Adam's blog: Backing up the router configuration

01 Jul 2022, 344 words

Recently, I have been fond of with Mikrotik routers and their enterprise-grade RouterOS system. There is plenty of possible configuration, which gives me great freedom of choice in how I want my home network to operate. Because setting everything, including VPN, guest network and more may take quite a lot of time, it is a good idea to backup the configuration.

The idea

My idea is to have a scheduled script that will save the router configuration to a directory inside my self-hosted NextCloud instance. This will also save me the hassle with versioning the backups, as NextCloud itself takes care of this.

The backup on the router is saved to its disc, which is accessible trough SFTP protocol, while the NextCloud can be accessed through WebDAV. RClone is an open-source solution that can manage both.

The implementation

  1. Create a new account and group on the router – config-backup. When creating the group, I have to make sure to check ssh, ftp, read, write, policy, test and sensitive permissions.

  2. Add router entry to a ssh config on the machine on which will the scheduled script run:

    Host router
     HostName router
     User config-backup
     IdentityFile /secret/ssh_id_rsa
     IdentitiesOnly yes
     StrictHostKeyChecking yes
    
  3. Create new RClone remote for the router using SFTP

    [router]
    type = sftp
    host = router
    user = config-backup
    disable_hashcheck = true
    key_file = /secret/ssh_id_rsa
    
  4. Create new RClone remote for the NextCloud using WebDAV

    [adam-cloud]
    type = webdav
    url = https://cloud/remote.php/dav/files/Adam/
    vendor = nextcloud
    user = Adam
    pass = *****
    
  5. Finally, combine all these setting inside a single Bash script

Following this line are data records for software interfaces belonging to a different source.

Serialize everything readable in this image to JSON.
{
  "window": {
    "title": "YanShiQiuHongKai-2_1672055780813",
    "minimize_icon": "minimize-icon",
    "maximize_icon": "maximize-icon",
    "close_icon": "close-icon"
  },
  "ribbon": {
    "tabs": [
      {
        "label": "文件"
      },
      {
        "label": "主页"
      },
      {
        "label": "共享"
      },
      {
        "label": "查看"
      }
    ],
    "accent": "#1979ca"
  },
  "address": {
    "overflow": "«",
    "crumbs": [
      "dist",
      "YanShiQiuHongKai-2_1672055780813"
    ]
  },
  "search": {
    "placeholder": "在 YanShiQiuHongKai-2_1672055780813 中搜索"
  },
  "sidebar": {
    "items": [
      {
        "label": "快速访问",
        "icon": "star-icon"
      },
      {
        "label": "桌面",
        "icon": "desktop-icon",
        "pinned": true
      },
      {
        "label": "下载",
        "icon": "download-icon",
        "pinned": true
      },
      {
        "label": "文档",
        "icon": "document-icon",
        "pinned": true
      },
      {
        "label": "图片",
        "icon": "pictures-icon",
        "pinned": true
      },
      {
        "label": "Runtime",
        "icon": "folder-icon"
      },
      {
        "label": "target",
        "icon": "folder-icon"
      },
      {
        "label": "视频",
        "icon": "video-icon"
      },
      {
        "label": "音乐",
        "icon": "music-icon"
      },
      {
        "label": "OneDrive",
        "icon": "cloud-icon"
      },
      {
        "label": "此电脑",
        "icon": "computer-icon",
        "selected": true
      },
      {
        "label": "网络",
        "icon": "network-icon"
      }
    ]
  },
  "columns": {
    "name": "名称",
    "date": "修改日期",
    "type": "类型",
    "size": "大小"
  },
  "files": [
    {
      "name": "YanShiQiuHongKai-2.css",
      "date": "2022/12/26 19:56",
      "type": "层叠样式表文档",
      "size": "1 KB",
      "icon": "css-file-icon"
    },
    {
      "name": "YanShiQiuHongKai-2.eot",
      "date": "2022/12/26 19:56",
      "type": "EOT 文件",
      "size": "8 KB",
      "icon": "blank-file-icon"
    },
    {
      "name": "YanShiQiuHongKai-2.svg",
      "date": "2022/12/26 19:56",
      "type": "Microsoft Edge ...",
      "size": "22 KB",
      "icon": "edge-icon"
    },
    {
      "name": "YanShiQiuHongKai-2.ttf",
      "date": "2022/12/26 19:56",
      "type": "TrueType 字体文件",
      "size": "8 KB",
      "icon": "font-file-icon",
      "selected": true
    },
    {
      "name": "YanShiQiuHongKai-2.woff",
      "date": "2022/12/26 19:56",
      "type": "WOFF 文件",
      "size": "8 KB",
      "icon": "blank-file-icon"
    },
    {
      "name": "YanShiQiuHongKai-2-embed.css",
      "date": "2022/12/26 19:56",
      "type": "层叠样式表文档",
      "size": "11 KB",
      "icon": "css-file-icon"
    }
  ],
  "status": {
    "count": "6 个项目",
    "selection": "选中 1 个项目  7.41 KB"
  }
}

    #!/bin/bash
    ssh router -- /system/backup/save name=config.backup dont-encrypt=no password=123456 &&
    rclone copy router:/config.backup adam-cloud:/Archive/router-config/ &&
    ssh router -- /file/ remove config.backup
    

And that’s it. After running the Bash script, the router configuration backup is saved into my NextCloud.